Task input:
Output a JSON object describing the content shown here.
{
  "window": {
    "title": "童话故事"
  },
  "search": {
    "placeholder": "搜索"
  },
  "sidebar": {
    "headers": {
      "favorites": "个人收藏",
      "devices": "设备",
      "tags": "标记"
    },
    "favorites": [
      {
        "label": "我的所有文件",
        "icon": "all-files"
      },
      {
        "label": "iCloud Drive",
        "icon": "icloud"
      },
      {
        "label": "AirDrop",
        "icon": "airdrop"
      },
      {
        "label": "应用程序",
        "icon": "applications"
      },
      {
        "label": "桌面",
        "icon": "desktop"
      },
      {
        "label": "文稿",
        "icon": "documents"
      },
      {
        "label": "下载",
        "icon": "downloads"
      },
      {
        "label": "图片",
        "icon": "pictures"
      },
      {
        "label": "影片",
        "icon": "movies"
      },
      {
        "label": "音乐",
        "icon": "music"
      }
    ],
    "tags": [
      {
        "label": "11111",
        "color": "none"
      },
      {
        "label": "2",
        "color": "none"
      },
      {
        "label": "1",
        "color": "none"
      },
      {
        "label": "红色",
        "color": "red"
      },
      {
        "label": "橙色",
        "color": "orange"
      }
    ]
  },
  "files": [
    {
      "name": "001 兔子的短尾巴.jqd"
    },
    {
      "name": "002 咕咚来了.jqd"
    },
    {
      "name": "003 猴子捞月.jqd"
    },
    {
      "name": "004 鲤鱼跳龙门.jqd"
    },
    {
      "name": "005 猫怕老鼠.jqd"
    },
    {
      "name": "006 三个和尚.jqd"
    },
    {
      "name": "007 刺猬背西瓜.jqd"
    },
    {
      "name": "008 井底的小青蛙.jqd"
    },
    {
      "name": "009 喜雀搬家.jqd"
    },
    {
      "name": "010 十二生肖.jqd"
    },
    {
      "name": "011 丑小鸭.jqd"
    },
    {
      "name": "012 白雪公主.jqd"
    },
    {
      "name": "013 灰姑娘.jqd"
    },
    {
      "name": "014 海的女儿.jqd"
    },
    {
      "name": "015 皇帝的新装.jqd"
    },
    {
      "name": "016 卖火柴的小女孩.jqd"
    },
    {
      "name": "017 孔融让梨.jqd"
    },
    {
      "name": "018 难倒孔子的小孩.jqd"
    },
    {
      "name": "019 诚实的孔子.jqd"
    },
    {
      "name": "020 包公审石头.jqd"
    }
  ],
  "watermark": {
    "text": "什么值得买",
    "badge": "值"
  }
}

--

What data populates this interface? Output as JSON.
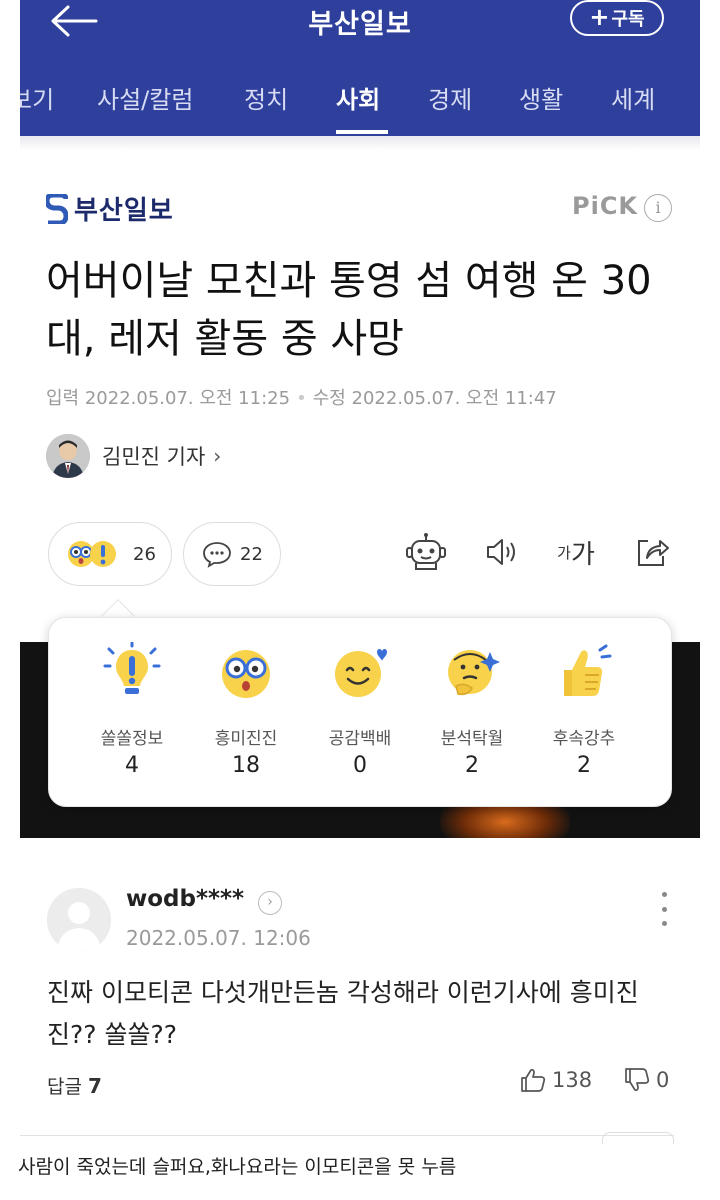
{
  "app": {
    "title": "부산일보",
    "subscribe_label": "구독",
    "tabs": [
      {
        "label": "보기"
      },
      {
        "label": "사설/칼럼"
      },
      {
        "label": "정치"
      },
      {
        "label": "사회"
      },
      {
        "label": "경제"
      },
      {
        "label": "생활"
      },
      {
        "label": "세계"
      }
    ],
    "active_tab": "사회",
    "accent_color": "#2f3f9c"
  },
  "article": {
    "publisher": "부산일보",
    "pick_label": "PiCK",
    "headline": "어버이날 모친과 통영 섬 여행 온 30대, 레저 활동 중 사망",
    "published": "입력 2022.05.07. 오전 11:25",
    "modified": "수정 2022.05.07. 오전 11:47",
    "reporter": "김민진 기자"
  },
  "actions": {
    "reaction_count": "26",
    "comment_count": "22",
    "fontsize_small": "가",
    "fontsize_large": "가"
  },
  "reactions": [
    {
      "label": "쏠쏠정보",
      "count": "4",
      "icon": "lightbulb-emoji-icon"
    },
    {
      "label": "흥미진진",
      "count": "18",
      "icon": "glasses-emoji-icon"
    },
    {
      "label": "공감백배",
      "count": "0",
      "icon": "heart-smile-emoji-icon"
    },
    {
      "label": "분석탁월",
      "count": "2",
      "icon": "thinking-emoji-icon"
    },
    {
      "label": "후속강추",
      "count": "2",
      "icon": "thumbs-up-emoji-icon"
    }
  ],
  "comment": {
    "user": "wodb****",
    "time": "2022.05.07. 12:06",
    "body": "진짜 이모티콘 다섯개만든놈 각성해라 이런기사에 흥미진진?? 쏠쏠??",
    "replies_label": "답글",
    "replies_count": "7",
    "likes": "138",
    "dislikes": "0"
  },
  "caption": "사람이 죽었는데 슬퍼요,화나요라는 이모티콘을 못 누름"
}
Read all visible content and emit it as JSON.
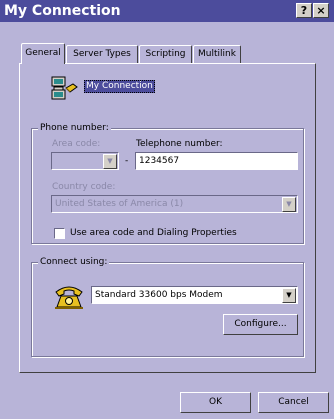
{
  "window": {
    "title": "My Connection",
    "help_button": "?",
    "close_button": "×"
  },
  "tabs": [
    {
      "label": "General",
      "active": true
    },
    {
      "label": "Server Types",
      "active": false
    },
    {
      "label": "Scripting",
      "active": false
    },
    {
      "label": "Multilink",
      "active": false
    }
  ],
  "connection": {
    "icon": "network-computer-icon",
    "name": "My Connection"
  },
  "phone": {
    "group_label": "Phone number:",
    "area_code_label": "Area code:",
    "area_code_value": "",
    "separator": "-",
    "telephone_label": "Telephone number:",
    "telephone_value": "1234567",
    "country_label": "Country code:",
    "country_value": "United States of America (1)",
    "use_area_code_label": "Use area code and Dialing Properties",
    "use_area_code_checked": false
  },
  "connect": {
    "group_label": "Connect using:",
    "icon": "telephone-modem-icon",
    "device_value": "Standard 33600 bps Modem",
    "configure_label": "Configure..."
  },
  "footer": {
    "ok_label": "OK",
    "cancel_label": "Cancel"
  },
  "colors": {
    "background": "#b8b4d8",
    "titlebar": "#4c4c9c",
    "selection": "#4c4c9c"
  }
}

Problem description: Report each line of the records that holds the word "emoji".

Your response:
      "icon": "lightbulb-emoji-icon"
      "icon": "glasses-emoji-icon"
      "icon": "heart-smile-emoji-icon"
      "icon": "thinking-emoji-icon"
      "icon": "thumbs-up-emoji-icon"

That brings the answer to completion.